WORK TO BE COMPLETED
Only an exact retyping of all the entries counts as an answer.

[Stored items]
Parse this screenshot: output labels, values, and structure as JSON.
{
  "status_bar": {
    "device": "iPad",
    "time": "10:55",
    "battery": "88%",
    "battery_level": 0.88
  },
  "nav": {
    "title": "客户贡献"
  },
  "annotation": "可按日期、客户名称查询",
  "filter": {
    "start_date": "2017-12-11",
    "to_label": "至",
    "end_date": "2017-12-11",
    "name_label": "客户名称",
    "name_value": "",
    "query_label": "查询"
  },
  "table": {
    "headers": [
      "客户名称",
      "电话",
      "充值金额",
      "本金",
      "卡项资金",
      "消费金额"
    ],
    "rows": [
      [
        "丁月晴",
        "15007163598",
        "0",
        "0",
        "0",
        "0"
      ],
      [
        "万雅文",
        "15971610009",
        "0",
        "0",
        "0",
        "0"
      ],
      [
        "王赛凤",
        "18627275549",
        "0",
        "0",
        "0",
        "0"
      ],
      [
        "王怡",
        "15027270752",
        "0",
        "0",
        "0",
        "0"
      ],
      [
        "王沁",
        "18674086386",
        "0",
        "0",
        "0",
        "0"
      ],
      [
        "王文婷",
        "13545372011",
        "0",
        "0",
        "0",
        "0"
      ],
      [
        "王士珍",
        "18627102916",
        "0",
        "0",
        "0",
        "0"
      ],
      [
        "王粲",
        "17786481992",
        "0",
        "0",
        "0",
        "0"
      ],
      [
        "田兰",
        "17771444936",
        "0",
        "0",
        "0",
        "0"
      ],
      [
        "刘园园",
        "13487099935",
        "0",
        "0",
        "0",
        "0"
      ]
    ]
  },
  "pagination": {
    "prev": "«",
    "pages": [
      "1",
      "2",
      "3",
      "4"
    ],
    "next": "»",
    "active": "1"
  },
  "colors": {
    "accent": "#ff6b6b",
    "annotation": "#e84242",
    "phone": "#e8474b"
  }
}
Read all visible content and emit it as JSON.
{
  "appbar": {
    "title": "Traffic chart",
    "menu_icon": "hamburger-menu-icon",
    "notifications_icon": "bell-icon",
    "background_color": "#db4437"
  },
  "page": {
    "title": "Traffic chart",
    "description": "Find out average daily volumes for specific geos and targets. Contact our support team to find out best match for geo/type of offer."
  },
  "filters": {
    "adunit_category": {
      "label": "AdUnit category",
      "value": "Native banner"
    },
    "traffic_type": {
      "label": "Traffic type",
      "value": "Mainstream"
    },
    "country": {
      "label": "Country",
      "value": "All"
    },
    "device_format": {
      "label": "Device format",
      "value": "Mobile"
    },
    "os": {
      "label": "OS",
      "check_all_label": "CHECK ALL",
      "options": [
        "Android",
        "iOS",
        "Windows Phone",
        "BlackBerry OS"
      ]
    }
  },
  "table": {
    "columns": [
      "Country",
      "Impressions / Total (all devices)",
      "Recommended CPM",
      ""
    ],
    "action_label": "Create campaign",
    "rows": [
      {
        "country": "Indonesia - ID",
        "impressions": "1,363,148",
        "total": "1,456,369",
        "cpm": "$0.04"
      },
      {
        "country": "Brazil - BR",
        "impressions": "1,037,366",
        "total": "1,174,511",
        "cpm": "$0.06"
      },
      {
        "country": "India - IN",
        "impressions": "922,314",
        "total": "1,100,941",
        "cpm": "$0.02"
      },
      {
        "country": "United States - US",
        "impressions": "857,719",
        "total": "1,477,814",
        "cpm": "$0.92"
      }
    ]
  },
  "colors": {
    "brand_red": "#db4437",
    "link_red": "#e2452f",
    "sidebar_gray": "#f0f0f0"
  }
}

SOLUTION FOR THIS EXERCISE
Parse this screenshot: output labels, values, and structure as JSON.
{
  "status_bar": {
    "device": "iPad",
    "time": "10:55",
    "battery": "88%",
    "battery_level": 0.88
  },
  "nav": {
    "title": "客户贡献"
  },
  "annotation": "可按日期、客户名称查询",
  "filter": {
    "start_date": "2017-12-11",
    "to_label": "至",
    "end_date": "2017-12-11",
    "name_label": "客户名称",
    "name_value": "",
    "query_label": "查询"
  },
  "table": {
    "headers": [
      "客户名称",
      "电话",
      "充值金额",
      "本金",
      "卡项资金",
      "消费金额"
    ],
    "rows": [
      [
        "丁月晴",
        "15007163598",
        "0",
        "0",
        "0",
        "0"
      ],
      [
        "万雅文",
        "15971610009",
        "0",
        "0",
        "0",
        "0"
      ],
      [
        "王赛凤",
        "18627275549",
        "0",
        "0",
        "0",
        "0"
      ],
      [
        "王怡",
        "15027270752",
        "0",
        "0",
        "0",
        "0"
      ],
      [
        "王沁",
        "18674086386",
        "0",
        "0",
        "0",
        "0"
      ],
      [
        "王文婷",
        "13545372011",
        "0",
        "0",
        "0",
        "0"
      ],
      [
        "王士珍",
        "18627102916",
        "0",
        "0",
        "0",
        "0"
      ],
      [
        "王粲",
        "17786481992",
        "0",
        "0",
        "0",
        "0"
      ],
      [
        "田兰",
        "17771444936",
        "0",
        "0",
        "0",
        "0"
      ],
      [
        "刘园园",
        "13487099935",
        "0",
        "0",
        "0",
        "0"
      ]
    ]
  },
  "pagination": {
    "prev": "«",
    "pages": [
      "1",
      "2",
      "3",
      "4"
    ],
    "next": "»",
    "active": "1"
  },
  "colors": {
    "accent": "#ff6b6b",
    "annotation": "#e84242",
    "phone": "#e8474b"
  }
}
Read all visible content and emit it as JSON.
{
  "appbar": {
    "title": "Traffic chart",
    "menu_icon": "hamburger-menu-icon",
    "notifications_icon": "bell-icon",
    "background_color": "#db4437"
  },
  "page": {
    "title": "Traffic chart",
    "description": "Find out average daily volumes for specific geos and targets. Contact our support team to find out best match for geo/type of offer."
  },
  "filters": {
    "adunit_category": {
      "label": "AdUnit category",
      "value": "Native banner"
    },
    "traffic_type": {
      "label": "Traffic type",
      "value": "Mainstream"
    },
    "country": {
      "label": "Country",
      "value": "All"
    },
    "device_format": {
      "label": "Device format",
      "value": "Mobile"
    },
    "os": {
      "label": "OS",
      "check_all_label": "CHECK ALL",
      "options": [
        "Android",
        "iOS",
        "Windows Phone",
        "BlackBerry OS"
      ]
    }
  },
  "table": {
    "columns": [
      "Country",
      "Impressions / Total (all devices)",
      "Recommended CPM",
      ""
    ],
    "action_label": "Create campaign",
    "rows": [
      {
        "country": "Indonesia - ID",
        "impressions": "1,363,148",
        "total": "1,456,369",
        "cpm": "$0.04"
      },
      {
        "country": "Brazil - BR",
        "impressions": "1,037,366",
        "total": "1,174,511",
        "cpm": "$0.06"
      },
      {
        "country": "India - IN",
        "impressions": "922,314",
        "total": "1,100,941",
        "cpm": "$0.02"
      },
      {
        "country": "United States - US",
        "impressions": "857,719",
        "total": "1,477,814",
        "cpm": "$0.92"
      }
    ]
  },
  "colors": {
    "brand_red": "#db4437",
    "link_red": "#e2452f",
    "sidebar_gray": "#f0f0f0"
  }
}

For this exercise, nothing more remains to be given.